Shawna’s Story

“At age 30 and the mother of two, I think my biggest worries should be how I’ll convince my five-year-old to eat broccoli for dinner or heal her bumps and bruises with hugs and kisses,” says Shawna Roy. “It shouldn’t be worrying if I’ll get to see my children grow up.”

Shawna is 31 and a breast cancer survivor.

“In December 2015, I found a lump in my breast,” Shawna recalls. “I received a call two days before Christmas, I had stage two cancer. I would need more tests to determine if it had spread.”

Shawna opted for a single mastectomy that January. “During my surgery, Dr. David Lamont also removed fifteen lymph nodes for testing,” said Shawna. “Thankfully, they were clear of any cancer.”

Shawna and family

“Dr. Lamont was incredible. He’s truly my hero and he still follows my case.”
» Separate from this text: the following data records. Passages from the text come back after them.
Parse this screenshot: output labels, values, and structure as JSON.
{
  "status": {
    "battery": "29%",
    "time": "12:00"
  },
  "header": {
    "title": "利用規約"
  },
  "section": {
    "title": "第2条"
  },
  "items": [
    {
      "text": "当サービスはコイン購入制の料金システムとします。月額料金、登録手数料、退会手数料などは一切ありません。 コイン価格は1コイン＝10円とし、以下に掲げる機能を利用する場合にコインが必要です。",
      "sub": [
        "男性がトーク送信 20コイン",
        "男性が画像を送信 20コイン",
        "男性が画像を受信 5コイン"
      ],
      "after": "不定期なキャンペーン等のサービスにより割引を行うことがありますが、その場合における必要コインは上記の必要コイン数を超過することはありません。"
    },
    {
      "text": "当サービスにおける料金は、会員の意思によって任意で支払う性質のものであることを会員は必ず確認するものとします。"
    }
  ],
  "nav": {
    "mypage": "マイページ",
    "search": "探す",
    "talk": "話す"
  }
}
Two weeks after her surgery, she made her one and only visit to Sudbury to see an oncologist. Her treatment plan included chemotherapy. Because she was so young, it was recommended to proceed more aggressively.
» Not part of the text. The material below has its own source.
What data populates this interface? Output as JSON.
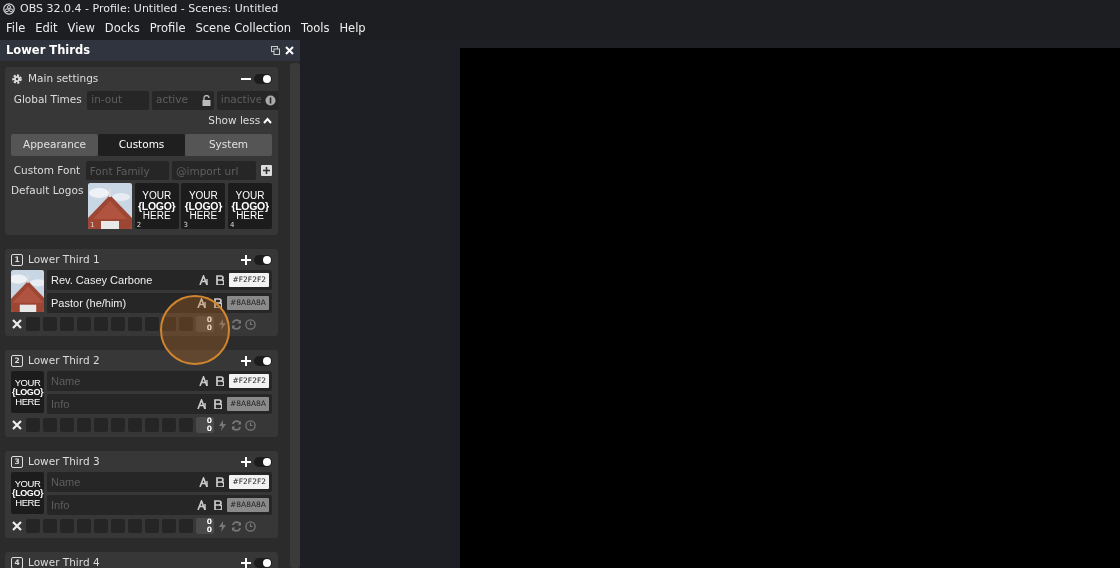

“I was told I wouldn’t be able to have any more children after chemo,” said Shawna holding back tears. “Thankfully, I had my children young. My heart breaks for people my age that are given the news they won’t be able to have children. Cancer affects your life in ways beyond what you can image.”

Being a young mother and business owner brought its own set of challenges. Shawna operates a home daycare, which she had to give up during her treatment. While she remained at home with her girls, Kayla who was two at the time and Chloe who was five, she was unable to lift anything – a struggle with an active three year old.

“It was a difficult time for me, but I had to be a role model for my girls,” said Shawna. “What if this ends up happening to them one day? I was up every morning with them to make breakfast, even if I was too sick myself to eat. We went outside to play and continued activities like soccer.”

Shawna is now in remission.

“I had so many tests throughout my treatment. I underwent central node mapping before my mastectomy – which is probably the worst experience of my life. I’ve had chest x-rays, bone scans, ECGs, ultrasounds of all my organs, blood tests and mammograms. I can’t imagine if I had to travel for that care.”

“It’s so important to have these services available locally. Having care, close to home, allowed me to more easily make arrangements with my mother to care for my girls. No one had to take time off work to drive me to my appointments. That could have potentially been a huge financial burden.”

“We need these resources close to home. And when you have two little kids, close to home is where you want to be.”